What to work on. Without reproducing any picture, copy the records word for word.

(Exercise materials)

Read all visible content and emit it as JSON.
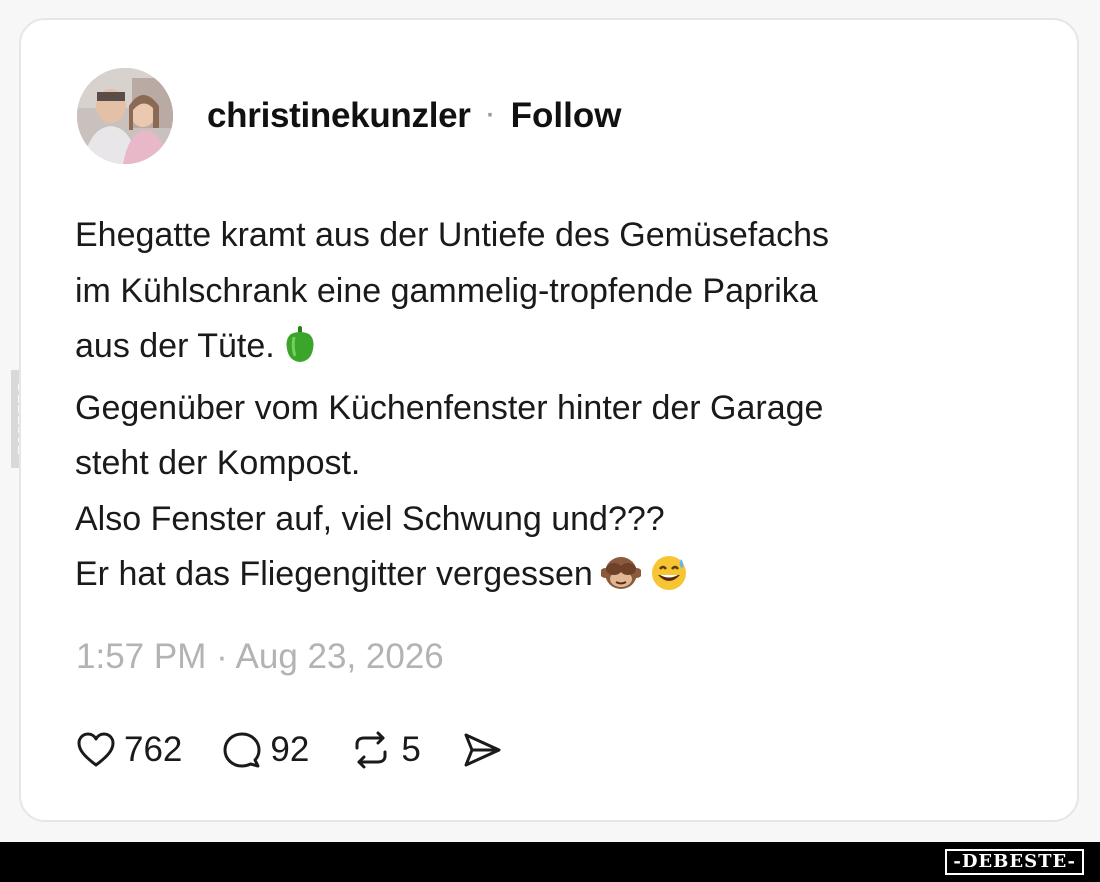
{
  "post": {
    "username": "christinekunzler",
    "separator": "·",
    "follow_label": "Follow",
    "lines": [
      "Ehegatte kramt aus der Untiefe des Gemüsefachs",
      "im Kühlschrank eine gammelig-tropfende Paprika",
      "aus der Tüte.",
      "Gegenüber vom Küchenfenster hinter der Garage",
      "steht der Kompost.",
      "Also Fenster auf, viel Schwung und???",
      "Er hat das Fliegengitter vergessen"
    ],
    "emojis": [
      "green-pepper",
      "see-no-evil-monkey",
      "grinning-sweat-face"
    ],
    "timestamp": "1:57 PM · Aug 23, 2026"
  },
  "actions": {
    "likes": "762",
    "replies": "92",
    "reposts": "5",
    "share_icon": "send-icon"
  },
  "watermark": {
    "side": "DEBESTE",
    "footer": "-DEBESTE-"
  },
  "colors": {
    "text": "#1a1a1a",
    "muted": "#b3b3b3",
    "card_border": "#e6e6e6",
    "footer_bg": "#000000"
  }
}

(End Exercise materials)

Result of this exercise.
Read all visible content and emit it as JSON.
{
  "post": {
    "username": "christinekunzler",
    "separator": "·",
    "follow_label": "Follow",
    "lines": [
      "Ehegatte kramt aus der Untiefe des Gemüsefachs",
      "im Kühlschrank eine gammelig-tropfende Paprika",
      "aus der Tüte.",
      "Gegenüber vom Küchenfenster hinter der Garage",
      "steht der Kompost.",
      "Also Fenster auf, viel Schwung und???",
      "Er hat das Fliegengitter vergessen"
    ],
    "emojis": [
      "green-pepper",
      "see-no-evil-monkey",
      "grinning-sweat-face"
    ],
    "timestamp": "1:57 PM · Aug 23, 2026"
  },
  "actions": {
    "likes": "762",
    "replies": "92",
    "reposts": "5",
    "share_icon": "send-icon"
  },
  "watermark": {
    "side": "DEBESTE",
    "footer": "-DEBESTE-"
  },
  "colors": {
    "text": "#1a1a1a",
    "muted": "#b3b3b3",
    "card_border": "#e6e6e6",
    "footer_bg": "#000000"
  }
}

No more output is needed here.